**Instructions for the task**
Go through the data and count each line that has the string "preview". Give that count alone.

----------

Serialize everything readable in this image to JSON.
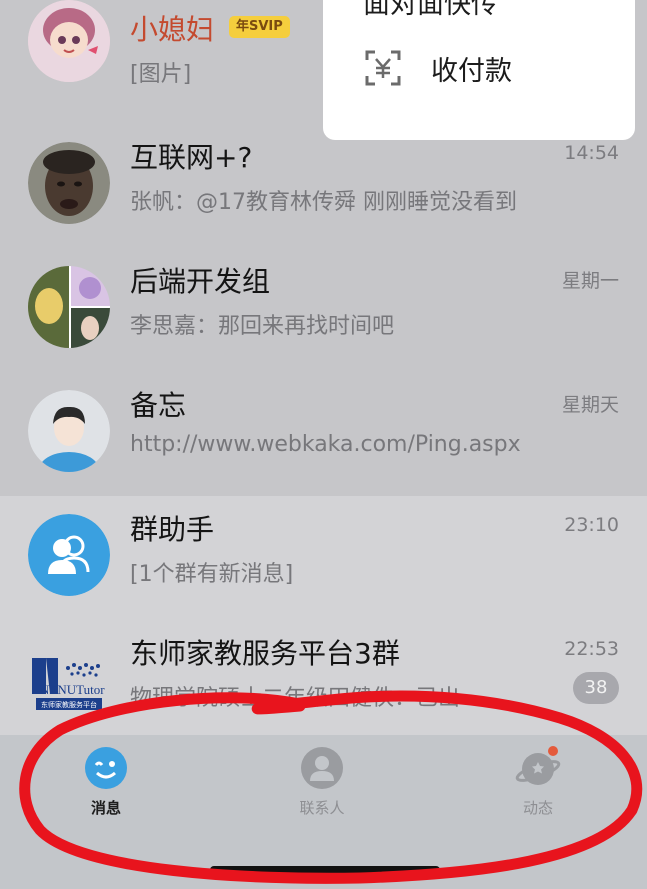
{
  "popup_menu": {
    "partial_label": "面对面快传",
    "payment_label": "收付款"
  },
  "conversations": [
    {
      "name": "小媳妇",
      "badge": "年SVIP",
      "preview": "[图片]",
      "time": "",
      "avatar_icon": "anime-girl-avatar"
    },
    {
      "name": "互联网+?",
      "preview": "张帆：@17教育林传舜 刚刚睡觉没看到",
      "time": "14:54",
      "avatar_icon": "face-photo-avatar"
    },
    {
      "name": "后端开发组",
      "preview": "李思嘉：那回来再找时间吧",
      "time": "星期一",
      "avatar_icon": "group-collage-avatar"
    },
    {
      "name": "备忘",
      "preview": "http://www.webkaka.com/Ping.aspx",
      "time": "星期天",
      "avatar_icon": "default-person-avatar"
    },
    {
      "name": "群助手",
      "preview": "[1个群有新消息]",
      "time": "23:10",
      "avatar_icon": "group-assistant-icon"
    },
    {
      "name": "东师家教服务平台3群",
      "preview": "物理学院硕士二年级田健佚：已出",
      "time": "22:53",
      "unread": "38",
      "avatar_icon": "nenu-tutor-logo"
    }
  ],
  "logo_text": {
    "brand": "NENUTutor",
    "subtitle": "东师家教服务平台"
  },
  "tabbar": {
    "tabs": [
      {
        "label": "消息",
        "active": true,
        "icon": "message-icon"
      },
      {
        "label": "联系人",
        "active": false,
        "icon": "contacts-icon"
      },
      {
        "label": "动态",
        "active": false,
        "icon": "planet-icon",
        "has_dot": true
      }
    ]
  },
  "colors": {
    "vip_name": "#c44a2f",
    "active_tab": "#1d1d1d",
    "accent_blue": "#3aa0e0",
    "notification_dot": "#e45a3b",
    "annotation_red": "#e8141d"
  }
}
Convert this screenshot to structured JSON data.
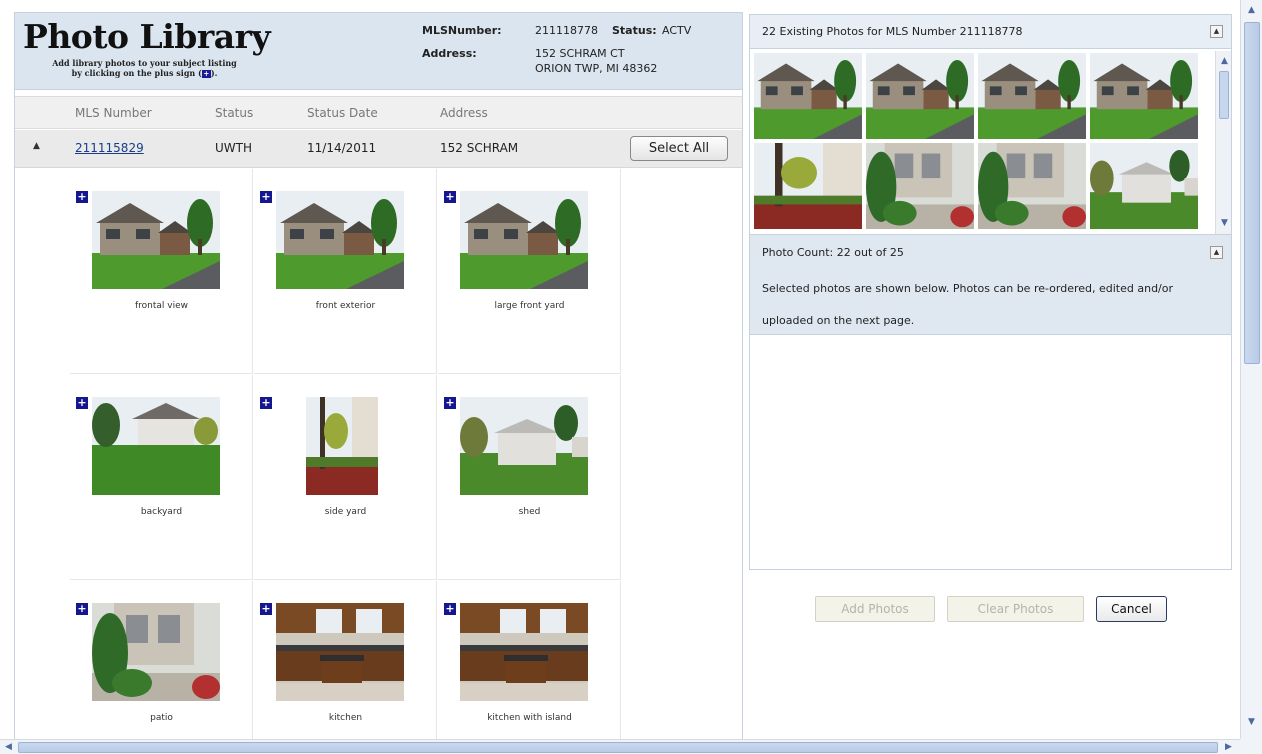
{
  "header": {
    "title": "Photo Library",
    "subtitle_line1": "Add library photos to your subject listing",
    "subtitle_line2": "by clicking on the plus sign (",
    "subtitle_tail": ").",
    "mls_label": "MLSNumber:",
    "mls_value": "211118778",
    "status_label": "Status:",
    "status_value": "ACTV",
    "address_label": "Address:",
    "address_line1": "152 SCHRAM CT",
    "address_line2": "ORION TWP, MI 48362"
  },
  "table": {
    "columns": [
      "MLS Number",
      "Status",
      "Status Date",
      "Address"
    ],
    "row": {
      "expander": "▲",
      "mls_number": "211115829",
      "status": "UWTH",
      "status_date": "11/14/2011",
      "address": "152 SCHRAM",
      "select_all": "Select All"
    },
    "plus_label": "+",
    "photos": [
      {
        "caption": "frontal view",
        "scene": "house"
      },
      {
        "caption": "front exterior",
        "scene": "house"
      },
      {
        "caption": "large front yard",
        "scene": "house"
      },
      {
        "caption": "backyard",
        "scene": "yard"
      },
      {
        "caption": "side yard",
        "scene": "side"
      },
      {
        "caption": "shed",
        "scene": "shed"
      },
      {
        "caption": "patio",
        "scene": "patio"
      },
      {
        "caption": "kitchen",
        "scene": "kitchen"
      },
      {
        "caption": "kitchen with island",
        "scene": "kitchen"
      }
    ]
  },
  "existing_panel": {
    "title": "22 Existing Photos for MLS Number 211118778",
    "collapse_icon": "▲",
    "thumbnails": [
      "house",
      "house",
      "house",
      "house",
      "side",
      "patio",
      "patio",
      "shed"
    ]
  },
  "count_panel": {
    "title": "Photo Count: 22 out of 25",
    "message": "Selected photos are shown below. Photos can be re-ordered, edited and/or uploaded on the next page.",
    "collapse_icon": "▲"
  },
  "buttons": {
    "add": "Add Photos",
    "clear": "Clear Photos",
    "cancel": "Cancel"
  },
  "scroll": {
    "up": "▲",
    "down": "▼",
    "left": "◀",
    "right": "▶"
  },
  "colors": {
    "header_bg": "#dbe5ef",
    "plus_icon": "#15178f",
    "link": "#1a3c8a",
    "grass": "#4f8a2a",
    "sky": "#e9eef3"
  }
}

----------

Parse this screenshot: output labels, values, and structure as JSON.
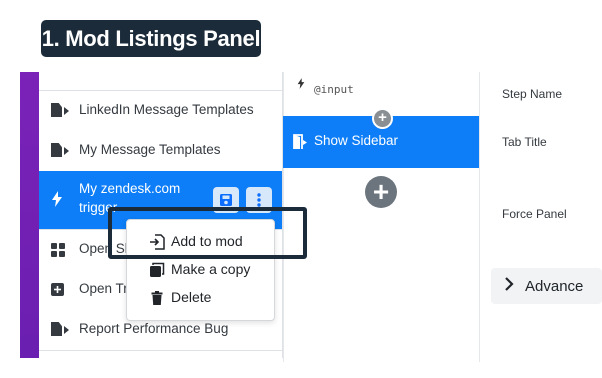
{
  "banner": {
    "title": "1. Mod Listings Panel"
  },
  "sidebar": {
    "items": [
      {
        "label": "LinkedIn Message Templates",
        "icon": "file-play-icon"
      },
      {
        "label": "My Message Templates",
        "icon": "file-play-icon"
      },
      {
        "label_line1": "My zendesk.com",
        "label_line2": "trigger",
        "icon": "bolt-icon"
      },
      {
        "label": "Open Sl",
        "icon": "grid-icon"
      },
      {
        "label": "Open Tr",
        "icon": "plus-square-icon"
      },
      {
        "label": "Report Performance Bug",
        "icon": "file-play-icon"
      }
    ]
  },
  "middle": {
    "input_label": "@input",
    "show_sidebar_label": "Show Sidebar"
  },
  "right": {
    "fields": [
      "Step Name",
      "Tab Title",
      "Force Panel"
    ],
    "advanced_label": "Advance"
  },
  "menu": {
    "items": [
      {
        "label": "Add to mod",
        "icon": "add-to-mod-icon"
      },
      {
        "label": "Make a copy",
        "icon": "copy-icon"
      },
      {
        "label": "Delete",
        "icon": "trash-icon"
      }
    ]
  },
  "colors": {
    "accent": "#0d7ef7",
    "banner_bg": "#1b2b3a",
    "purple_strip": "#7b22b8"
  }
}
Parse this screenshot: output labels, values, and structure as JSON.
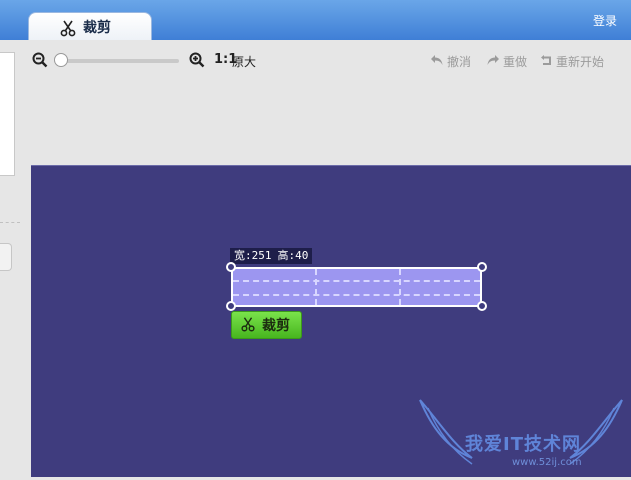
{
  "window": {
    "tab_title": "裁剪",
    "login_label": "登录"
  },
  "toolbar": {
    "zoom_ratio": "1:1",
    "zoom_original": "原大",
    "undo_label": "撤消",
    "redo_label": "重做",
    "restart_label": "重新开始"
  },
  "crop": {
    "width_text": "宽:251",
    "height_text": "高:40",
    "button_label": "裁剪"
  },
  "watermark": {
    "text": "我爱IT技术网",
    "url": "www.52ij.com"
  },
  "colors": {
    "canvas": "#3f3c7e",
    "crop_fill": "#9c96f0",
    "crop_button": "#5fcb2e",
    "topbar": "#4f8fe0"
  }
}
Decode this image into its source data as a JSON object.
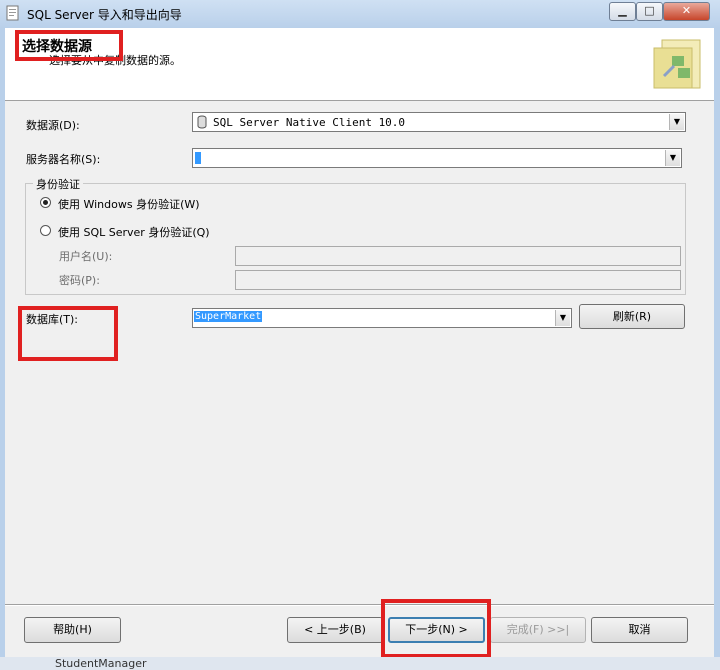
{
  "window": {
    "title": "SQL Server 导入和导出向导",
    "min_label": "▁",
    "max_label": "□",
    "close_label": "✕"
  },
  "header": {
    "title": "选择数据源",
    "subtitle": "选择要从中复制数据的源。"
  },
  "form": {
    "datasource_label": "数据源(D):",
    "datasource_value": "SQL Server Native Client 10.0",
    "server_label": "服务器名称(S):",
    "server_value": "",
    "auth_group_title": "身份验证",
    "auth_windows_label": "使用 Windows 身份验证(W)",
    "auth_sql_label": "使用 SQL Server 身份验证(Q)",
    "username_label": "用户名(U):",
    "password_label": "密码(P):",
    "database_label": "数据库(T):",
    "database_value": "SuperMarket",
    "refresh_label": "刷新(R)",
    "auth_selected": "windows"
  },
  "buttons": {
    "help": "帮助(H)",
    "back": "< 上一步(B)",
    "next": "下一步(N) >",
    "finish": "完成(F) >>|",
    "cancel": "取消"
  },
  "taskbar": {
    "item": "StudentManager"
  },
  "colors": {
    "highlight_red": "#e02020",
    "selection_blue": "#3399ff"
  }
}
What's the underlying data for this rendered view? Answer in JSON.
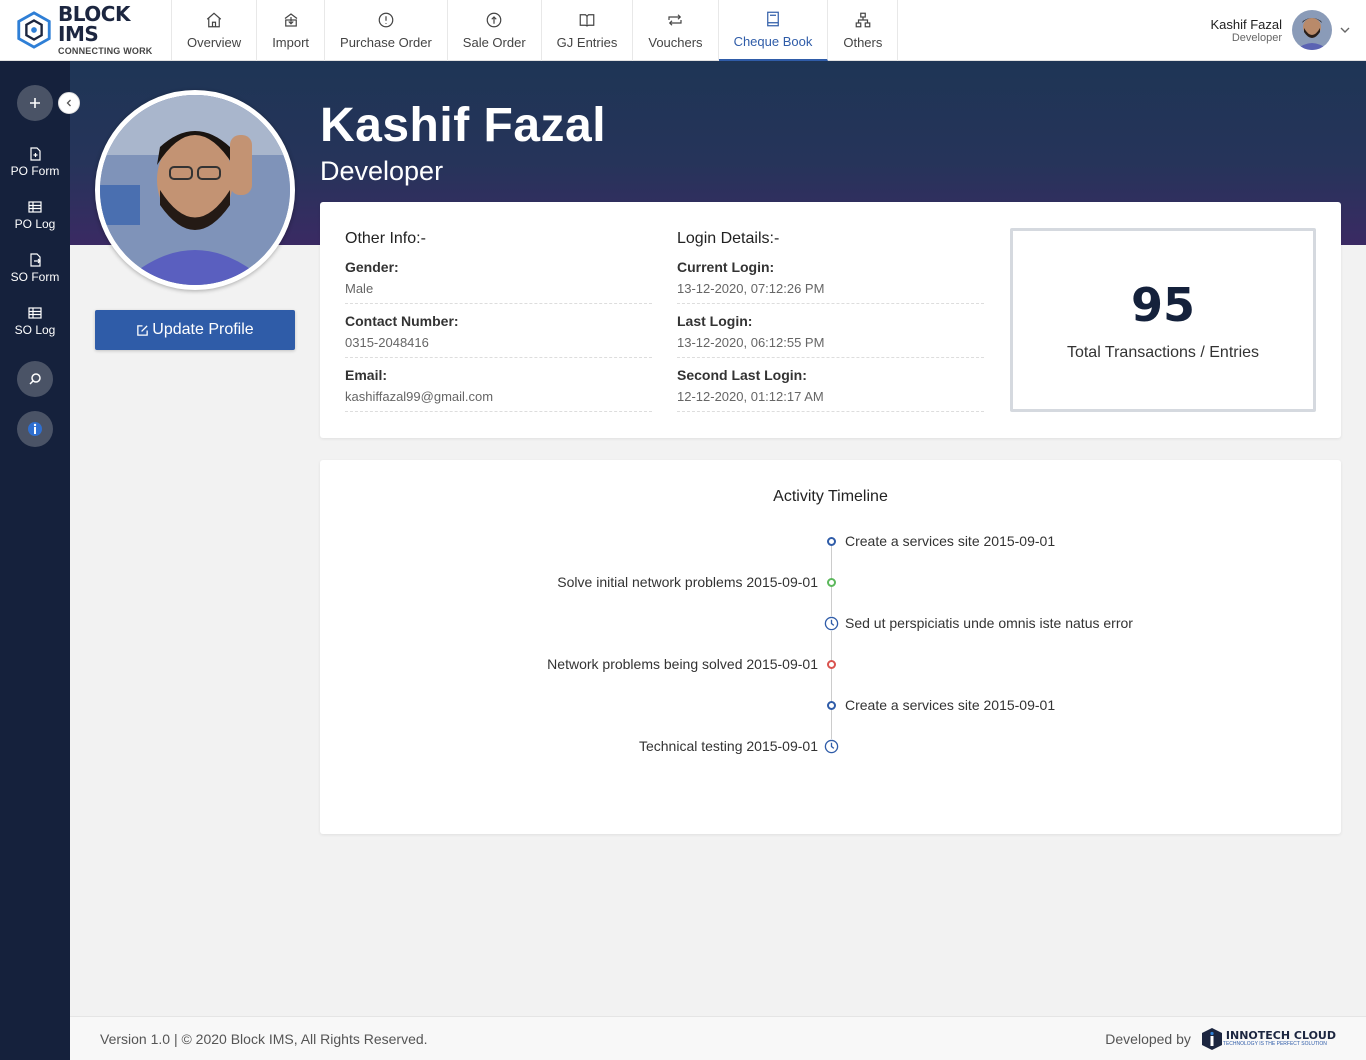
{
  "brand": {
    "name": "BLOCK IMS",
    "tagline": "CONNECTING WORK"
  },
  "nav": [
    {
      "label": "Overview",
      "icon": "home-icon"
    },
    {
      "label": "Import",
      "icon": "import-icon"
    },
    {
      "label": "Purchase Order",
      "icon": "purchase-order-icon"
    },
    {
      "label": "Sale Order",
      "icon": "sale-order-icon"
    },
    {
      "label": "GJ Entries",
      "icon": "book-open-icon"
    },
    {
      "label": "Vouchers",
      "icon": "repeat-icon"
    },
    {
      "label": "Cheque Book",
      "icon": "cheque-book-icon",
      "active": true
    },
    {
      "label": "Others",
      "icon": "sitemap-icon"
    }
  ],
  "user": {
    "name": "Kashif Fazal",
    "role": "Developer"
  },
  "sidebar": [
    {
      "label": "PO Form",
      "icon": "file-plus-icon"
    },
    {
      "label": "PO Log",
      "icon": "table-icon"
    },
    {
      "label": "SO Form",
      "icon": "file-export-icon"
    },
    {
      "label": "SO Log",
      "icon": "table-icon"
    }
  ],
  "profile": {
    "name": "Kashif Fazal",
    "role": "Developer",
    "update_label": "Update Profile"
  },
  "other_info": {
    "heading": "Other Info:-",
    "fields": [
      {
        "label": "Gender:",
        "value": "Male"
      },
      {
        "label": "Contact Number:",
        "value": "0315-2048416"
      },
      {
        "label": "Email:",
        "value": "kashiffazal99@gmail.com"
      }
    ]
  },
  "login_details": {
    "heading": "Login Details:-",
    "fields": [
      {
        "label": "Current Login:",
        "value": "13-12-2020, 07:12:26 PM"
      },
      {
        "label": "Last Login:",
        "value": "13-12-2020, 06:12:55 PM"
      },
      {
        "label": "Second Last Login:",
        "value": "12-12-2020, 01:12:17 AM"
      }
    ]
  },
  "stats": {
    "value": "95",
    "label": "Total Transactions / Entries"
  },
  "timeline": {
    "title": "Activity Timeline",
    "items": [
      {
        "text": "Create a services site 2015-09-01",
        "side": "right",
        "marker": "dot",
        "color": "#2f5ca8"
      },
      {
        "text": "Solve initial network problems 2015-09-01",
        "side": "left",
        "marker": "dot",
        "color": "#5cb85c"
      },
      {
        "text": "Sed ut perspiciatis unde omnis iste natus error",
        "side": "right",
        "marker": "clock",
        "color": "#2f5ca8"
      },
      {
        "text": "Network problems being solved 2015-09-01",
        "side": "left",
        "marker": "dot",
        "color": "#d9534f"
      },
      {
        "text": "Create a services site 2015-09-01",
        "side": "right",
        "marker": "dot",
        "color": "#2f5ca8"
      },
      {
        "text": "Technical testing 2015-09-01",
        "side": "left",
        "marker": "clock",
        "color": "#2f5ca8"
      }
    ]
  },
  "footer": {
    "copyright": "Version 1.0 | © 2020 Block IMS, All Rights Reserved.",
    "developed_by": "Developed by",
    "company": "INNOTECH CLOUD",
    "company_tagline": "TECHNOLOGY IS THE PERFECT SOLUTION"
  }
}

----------

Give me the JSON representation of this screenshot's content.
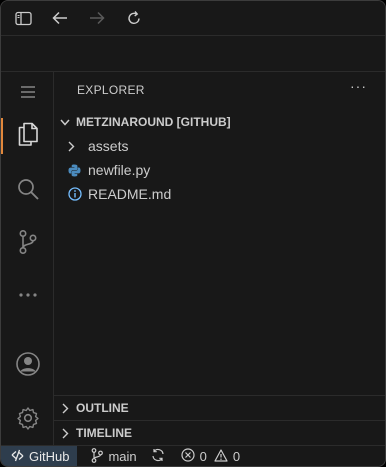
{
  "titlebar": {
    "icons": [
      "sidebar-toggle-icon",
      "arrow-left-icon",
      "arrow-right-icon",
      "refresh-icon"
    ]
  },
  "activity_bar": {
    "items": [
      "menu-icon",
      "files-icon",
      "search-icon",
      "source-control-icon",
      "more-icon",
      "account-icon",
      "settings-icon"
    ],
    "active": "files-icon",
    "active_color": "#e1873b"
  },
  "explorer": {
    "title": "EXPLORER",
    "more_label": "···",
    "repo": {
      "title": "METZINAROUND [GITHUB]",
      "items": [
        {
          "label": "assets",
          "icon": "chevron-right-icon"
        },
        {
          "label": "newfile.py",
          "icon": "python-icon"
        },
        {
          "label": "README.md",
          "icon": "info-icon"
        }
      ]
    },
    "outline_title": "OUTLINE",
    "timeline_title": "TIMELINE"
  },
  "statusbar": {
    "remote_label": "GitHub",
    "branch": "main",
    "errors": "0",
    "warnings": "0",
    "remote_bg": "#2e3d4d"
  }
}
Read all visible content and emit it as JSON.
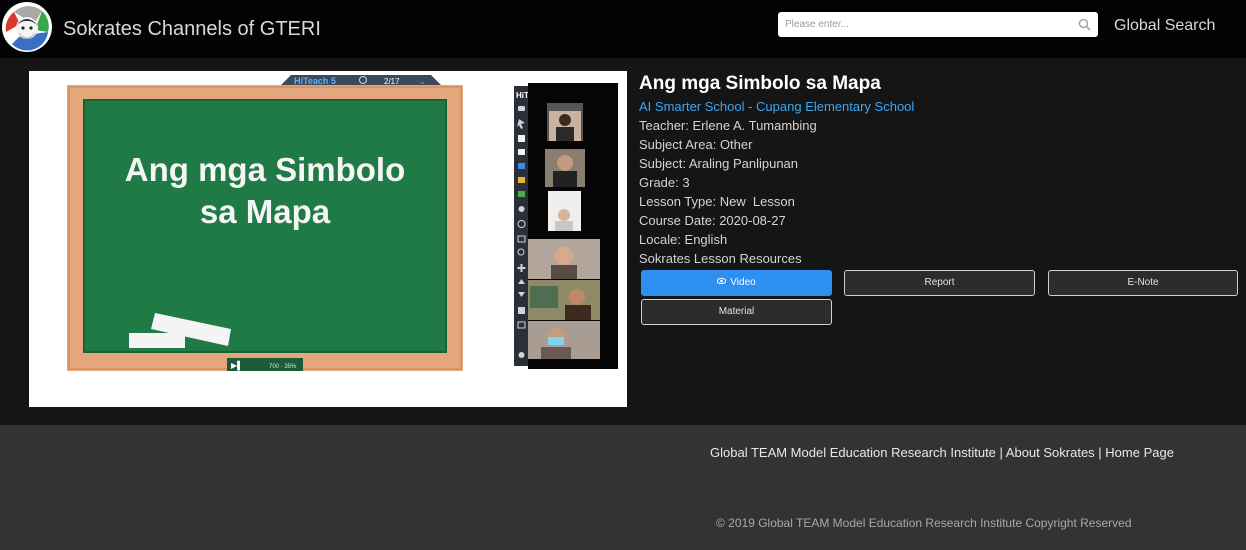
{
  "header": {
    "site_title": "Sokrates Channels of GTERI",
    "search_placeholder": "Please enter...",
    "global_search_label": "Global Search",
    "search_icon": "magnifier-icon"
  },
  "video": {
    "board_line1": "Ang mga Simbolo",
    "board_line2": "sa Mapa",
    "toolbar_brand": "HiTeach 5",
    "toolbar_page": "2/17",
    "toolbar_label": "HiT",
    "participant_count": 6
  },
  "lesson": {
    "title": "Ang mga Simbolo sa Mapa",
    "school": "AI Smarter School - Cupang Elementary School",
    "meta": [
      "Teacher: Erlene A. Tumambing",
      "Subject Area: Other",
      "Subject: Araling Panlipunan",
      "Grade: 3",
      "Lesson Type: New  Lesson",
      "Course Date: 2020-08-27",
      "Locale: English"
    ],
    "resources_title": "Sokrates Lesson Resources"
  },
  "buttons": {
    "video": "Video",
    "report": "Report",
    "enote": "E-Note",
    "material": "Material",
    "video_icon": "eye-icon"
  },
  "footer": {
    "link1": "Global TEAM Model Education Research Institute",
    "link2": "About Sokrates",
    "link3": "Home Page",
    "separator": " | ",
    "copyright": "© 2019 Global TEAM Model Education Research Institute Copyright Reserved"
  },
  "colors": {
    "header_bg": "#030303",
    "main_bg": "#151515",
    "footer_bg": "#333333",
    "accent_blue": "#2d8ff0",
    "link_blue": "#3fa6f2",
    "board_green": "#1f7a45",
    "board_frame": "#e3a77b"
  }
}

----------

**Completed exercise**
6